Test Code: 4505CPT: 84520
|Use||The blood urea nitrogen or BUN test is primarily used, along with the creatinine test, to evaluate kidney function, help diagnose kidney disease, and to monitor people with acute or chronic kidney dysfunction or failure. Measurements of urea nitrogen can also be used in the diagnosis and treatment of metabolic disorders. Measurement of creatinine allows for the urea nitrogen/creatinine ratio, which is often used for diagnosis. 2|
|Clinical Utility||Urea is a waste product formed in the liver when protein is metabolized. Urea is released by the liver into the blood and is carried to the kidneys, where it is filtered out of the blood and released into the urine. Since this is an ongoing process, there is usually a small but stable amount of urea nitrogen in the blood. However, when the kidneys cannot filter wastes out of the blood due to disease or damage, then the level of urea in the blood will rise.
Low BUN levels are not common and are not usually a cause for concern.
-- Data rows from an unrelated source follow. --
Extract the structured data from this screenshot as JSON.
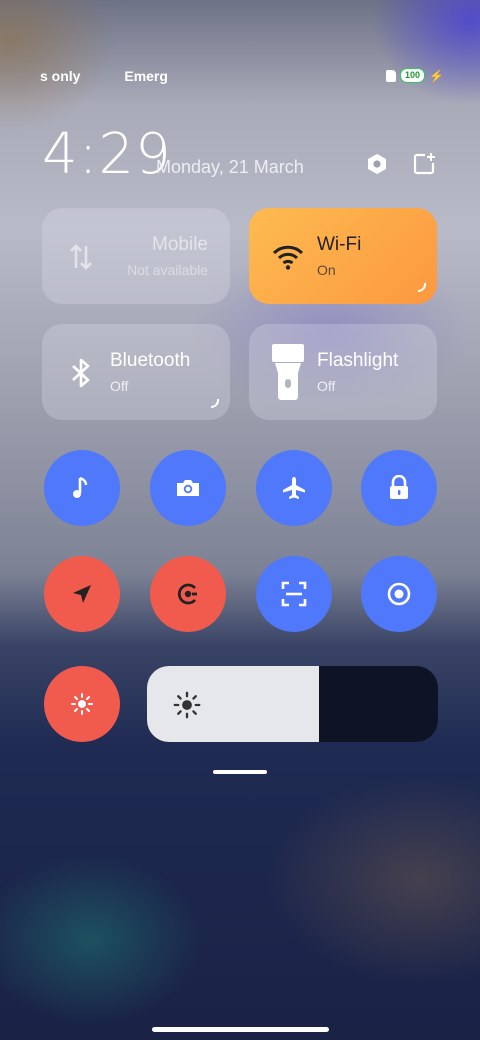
{
  "status_bar": {
    "left_texts": [
      "s only",
      "Emerg"
    ],
    "battery_level": "100"
  },
  "header": {
    "time": "4:29",
    "date": "Monday, 21 March",
    "settings_icon": "hexagon-settings-icon",
    "edit_icon": "edit-tiles-icon"
  },
  "tiles": {
    "mobile": {
      "title": "Mobile",
      "status": "Not available",
      "icon": "mobile-data-arrows-icon",
      "enabled": false
    },
    "wifi": {
      "title": "Wi-Fi",
      "status": "On",
      "icon": "wifi-icon",
      "color": "#fd9f45"
    },
    "bluetooth": {
      "title": "Bluetooth",
      "status": "Off",
      "icon": "bluetooth-icon"
    },
    "flashlight": {
      "title": "Flashlight",
      "status": "Off",
      "icon": "flashlight-icon"
    }
  },
  "toggles_row1": [
    {
      "icon": "music-note-icon",
      "color": "#4f78fb"
    },
    {
      "icon": "camera-icon",
      "color": "#4f78fb"
    },
    {
      "icon": "airplane-icon",
      "color": "#4f78fb"
    },
    {
      "icon": "lock-icon",
      "color": "#4f78fb"
    }
  ],
  "toggles_row2": [
    {
      "icon": "location-arrow-icon",
      "color": "#f15b4e"
    },
    {
      "icon": "auto-rotate-icon",
      "color": "#f15b4e"
    },
    {
      "icon": "scan-icon",
      "color": "#4f78fb"
    },
    {
      "icon": "screen-record-icon",
      "color": "#4f78fb"
    }
  ],
  "brightness": {
    "auto_icon": "auto-brightness-icon",
    "slider_icon": "brightness-sun-icon",
    "level": 0.59
  }
}
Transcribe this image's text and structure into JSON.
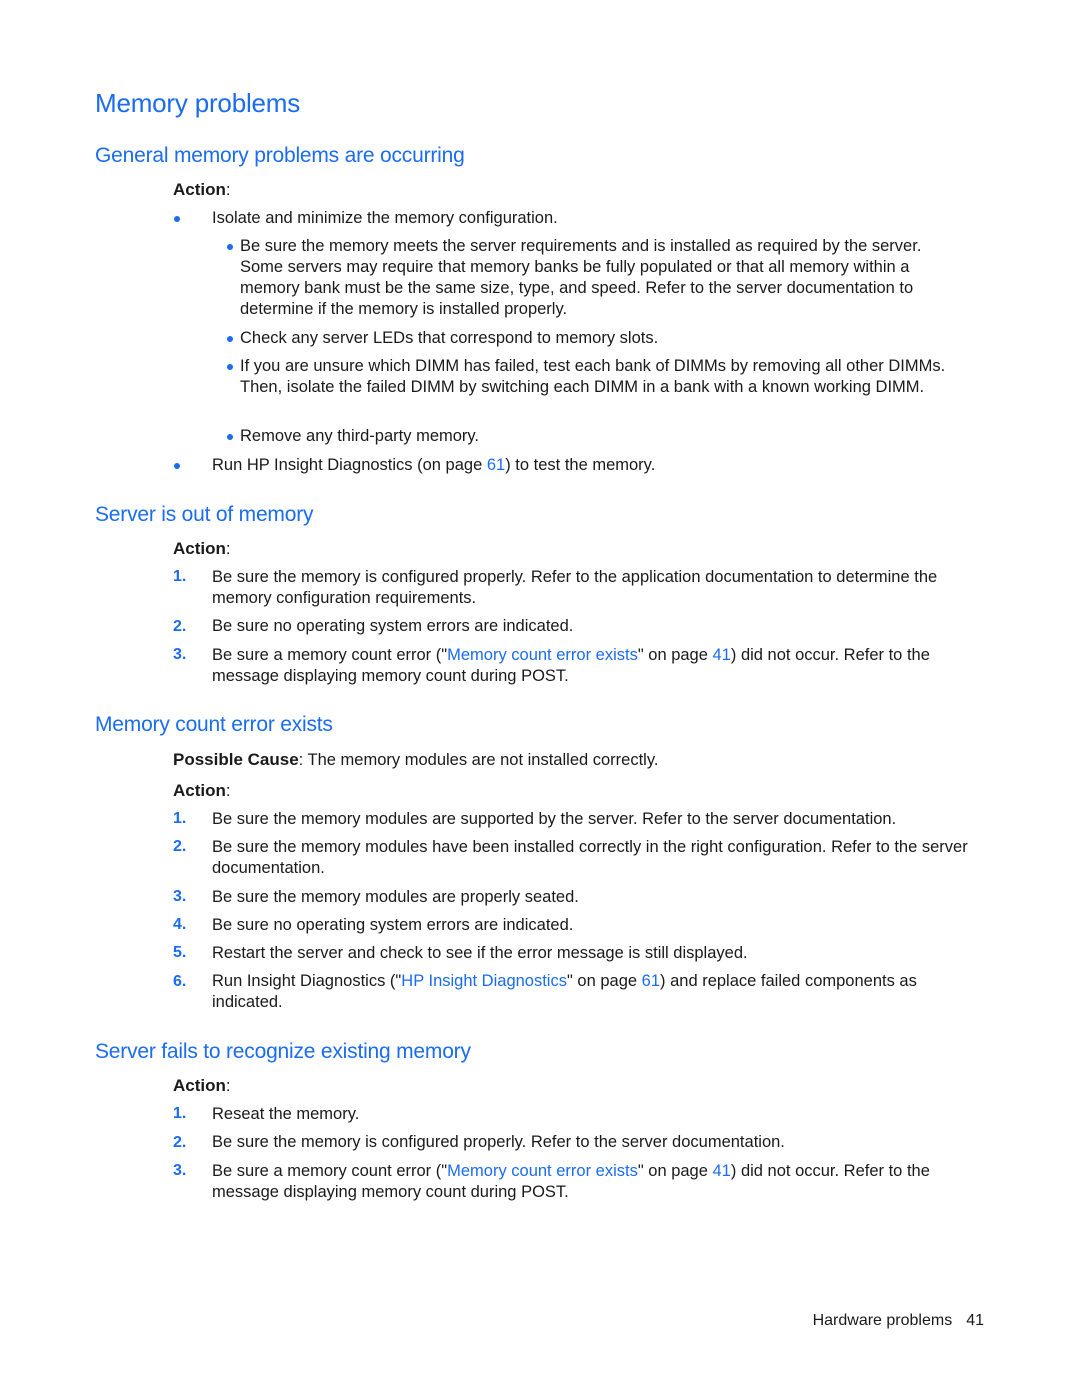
{
  "page": {
    "title": "Memory problems",
    "footer": {
      "section": "Hardware problems",
      "page_number": "41"
    }
  },
  "theme": {
    "accent": "#1a6cf0",
    "text": "#1a1a1a"
  },
  "sections": [
    {
      "heading": "General memory problems are occurring",
      "action_label": "Action",
      "bullets": [
        {
          "text": "Isolate and minimize the memory configuration."
        },
        {
          "text": "Be sure the memory meets the server requirements and is installed as required by the server. Some servers may require that memory banks be fully populated or that all memory within a memory bank must be the same size, type, and speed. Refer to the server documentation to determine if the memory is installed properly."
        },
        {
          "text": "Check any server LEDs that correspond to memory slots."
        },
        {
          "text": "If you are unsure which DIMM has failed, test each bank of DIMMs by removing all other DIMMs. Then, isolate the failed DIMM by switching each DIMM in a bank with a known working DIMM."
        },
        {
          "text": "Remove any third-party memory."
        },
        {
          "before": "Run HP Insight Diagnostics (on page ",
          "link": "61",
          "after": ") to test the memory."
        }
      ]
    },
    {
      "heading": "Server is out of memory",
      "action_label": "Action",
      "steps": [
        {
          "num": "1.",
          "text": "Be sure the memory is configured properly. Refer to the application documentation to determine the memory configuration requirements."
        },
        {
          "num": "2.",
          "text": "Be sure no operating system errors are indicated."
        },
        {
          "num": "3.",
          "before": "Be sure a memory count error (\"",
          "link": "Memory count error exists",
          "middle": "\" on page ",
          "link2": "41",
          "after": ") did not occur. Refer to the message displaying memory count during POST."
        }
      ]
    },
    {
      "heading": "Memory count error exists",
      "cause_label": "Possible Cause",
      "cause_text": ": The memory modules are not installed correctly.",
      "action_label": "Action",
      "steps": [
        {
          "num": "1.",
          "text": "Be sure the memory modules are supported by the server. Refer to the server documentation."
        },
        {
          "num": "2.",
          "text": "Be sure the memory modules have been installed correctly in the right configuration. Refer to the server documentation."
        },
        {
          "num": "3.",
          "text": "Be sure the memory modules are properly seated."
        },
        {
          "num": "4.",
          "text": "Be sure no operating system errors are indicated."
        },
        {
          "num": "5.",
          "text": "Restart the server and check to see if the error message is still displayed."
        },
        {
          "num": "6.",
          "before": "Run Insight Diagnostics (\"",
          "link": "HP Insight Diagnostics",
          "middle": "\" on page ",
          "link2": "61",
          "after": ") and replace failed components as indicated."
        }
      ]
    },
    {
      "heading": "Server fails to recognize existing memory",
      "action_label": "Action",
      "steps": [
        {
          "num": "1.",
          "text": "Reseat the memory."
        },
        {
          "num": "2.",
          "text": "Be sure the memory is configured properly. Refer to the server documentation."
        },
        {
          "num": "3.",
          "before": "Be sure a memory count error (\"",
          "link": "Memory count error exists",
          "middle": "\" on page ",
          "link2": "41",
          "after": ") did not occur. Refer to the message displaying memory count during POST."
        }
      ]
    }
  ]
}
They may be seen in severe liver disease, malnutrition, and sometimes when a person is overhydrated (too much fluid volume), but the BUN test is not usually used to diagnose or monitor these conditions. It is also normal during pregnancy.
Increased BUN levels suggest impaired kidney function. This may be due to acute or chronic kidney disease, damage, or failure. It may also be due to a condition that results in decreased blood flow to the kidneys, such as congestive heart failure, shock, stress, recent heart attack, or severe burns, to conditions that cause obstruction of urine flow, or to dehydration.
|Intended Patient Population||18+ and Older Adult Males & Females|
|Patient Preparation||None Specified|
|Tube||Red, Green, Tiger|
|Volume||4mL Whole Blood (1mL Serum/Plasma)|
|Min Sample Volume||0.1 mLs|
|Reference Ranges||M & F ≥ 18 yrs old; 7-25 mg/dL|
|Analytical Measurement Range||5-150 mg/dL|
|Critical Values||≥65.0 mg/dL|
|Test Methodology||Quantitative Spectrophotometry|
|Test Turnaround Time||1 Day|
|Limitations||Interpretation requires clinical information and the other electrolytes.|
|Specimen Stability||7 Days RT
7 Days RF
|Laboratory Developed Test (LDT)||Yes|